Delosperma ‘Wheels of Wonder – Golden Wonder’ is not toxic. However, it is not edible. If consumed, it can cause vomiting and diarrhea.
NOTE: This page is not intended as a substitute for veterinary advice. The toxicity of an ingested substance varies depending on the amount ingested, the animal’s weight, and its sensitivity to specific allergens. Contact your veterinarian or local animal poison control center immediately if you think your pet may have ingested a toxic substance.
These are tiny green insects that suck the sap from leaves. They leave behind a sticky substance that is known as honeydew. This causes the plant to become sticky and covered in a fungal growth called sooty mold. If you see these insects on your plant, use a small amount of insecticidal soap to kill them off.
These are also small insects that suck sap from leaves and stems. They can be identified by their fuzzy appearance and their tendency to cluster together in groups. To get rid of mealybugs, use insecticidal soap or horticultural oil.
These tiny arachnids can often be seen with the naked eye because they move around so quickly!

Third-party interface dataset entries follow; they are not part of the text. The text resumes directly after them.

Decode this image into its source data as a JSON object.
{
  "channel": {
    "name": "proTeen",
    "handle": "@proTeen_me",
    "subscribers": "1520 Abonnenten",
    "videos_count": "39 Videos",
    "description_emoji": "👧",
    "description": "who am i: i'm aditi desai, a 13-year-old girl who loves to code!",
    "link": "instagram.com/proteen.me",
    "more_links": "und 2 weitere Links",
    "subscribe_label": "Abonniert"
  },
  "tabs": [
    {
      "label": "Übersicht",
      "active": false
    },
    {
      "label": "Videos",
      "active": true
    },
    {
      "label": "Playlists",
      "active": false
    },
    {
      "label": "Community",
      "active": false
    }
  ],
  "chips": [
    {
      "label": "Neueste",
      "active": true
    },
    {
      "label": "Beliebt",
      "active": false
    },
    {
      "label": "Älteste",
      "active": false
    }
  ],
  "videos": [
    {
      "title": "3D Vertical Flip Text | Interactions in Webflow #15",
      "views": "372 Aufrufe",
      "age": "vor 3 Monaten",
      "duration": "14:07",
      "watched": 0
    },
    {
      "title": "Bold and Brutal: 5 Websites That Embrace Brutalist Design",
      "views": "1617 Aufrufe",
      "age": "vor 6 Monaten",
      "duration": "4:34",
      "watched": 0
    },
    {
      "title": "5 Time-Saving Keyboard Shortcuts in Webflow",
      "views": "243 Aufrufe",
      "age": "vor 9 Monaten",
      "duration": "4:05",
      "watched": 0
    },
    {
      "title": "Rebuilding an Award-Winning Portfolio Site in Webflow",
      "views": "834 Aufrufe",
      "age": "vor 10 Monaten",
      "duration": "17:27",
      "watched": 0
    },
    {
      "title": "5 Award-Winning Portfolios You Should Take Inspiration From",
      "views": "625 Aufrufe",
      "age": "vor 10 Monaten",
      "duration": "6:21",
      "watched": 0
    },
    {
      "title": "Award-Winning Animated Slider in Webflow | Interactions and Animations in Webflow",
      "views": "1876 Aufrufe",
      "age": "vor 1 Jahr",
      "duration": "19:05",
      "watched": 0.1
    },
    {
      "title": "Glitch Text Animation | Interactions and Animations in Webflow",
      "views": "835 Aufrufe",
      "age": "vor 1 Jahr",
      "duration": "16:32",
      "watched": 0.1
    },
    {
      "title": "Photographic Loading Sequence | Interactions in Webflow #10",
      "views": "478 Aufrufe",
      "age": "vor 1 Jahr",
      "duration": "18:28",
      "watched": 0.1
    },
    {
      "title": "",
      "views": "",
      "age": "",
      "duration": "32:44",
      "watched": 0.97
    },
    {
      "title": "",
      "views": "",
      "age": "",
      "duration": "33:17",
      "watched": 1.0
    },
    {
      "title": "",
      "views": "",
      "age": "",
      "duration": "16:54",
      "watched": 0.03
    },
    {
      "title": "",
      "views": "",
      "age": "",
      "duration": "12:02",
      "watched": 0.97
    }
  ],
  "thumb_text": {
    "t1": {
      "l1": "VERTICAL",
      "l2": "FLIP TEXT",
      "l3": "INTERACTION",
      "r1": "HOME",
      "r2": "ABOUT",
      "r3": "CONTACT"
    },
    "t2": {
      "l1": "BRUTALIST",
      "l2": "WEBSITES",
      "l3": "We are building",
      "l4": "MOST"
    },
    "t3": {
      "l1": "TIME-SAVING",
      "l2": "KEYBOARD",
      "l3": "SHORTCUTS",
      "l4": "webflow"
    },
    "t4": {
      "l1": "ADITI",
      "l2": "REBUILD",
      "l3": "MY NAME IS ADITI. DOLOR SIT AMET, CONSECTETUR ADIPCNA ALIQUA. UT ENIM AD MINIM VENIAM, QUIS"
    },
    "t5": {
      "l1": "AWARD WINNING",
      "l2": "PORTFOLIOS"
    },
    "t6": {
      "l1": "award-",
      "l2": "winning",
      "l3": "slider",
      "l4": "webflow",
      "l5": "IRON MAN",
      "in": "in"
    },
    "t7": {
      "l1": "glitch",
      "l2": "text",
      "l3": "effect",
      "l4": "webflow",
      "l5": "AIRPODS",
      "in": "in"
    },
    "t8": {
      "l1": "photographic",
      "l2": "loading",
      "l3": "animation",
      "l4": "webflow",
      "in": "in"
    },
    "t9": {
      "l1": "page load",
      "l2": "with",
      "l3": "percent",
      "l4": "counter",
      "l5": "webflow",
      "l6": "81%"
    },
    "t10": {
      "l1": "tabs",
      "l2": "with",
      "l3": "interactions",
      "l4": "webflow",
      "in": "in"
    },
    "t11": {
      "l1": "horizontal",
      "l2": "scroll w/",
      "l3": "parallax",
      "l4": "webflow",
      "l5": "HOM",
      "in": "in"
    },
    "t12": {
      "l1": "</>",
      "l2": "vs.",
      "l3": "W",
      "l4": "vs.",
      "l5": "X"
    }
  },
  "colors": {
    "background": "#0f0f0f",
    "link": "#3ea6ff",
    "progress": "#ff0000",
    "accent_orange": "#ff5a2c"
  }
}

In addition, spider mites cause damage by injecting digestive enzymes into plant tissue so they can feed on it; this causes brown stipples and silvery speckling on leaves.
- Placing under harsh sunlight
- Using poorly drained potting mediums
- Fertilizing during dormancy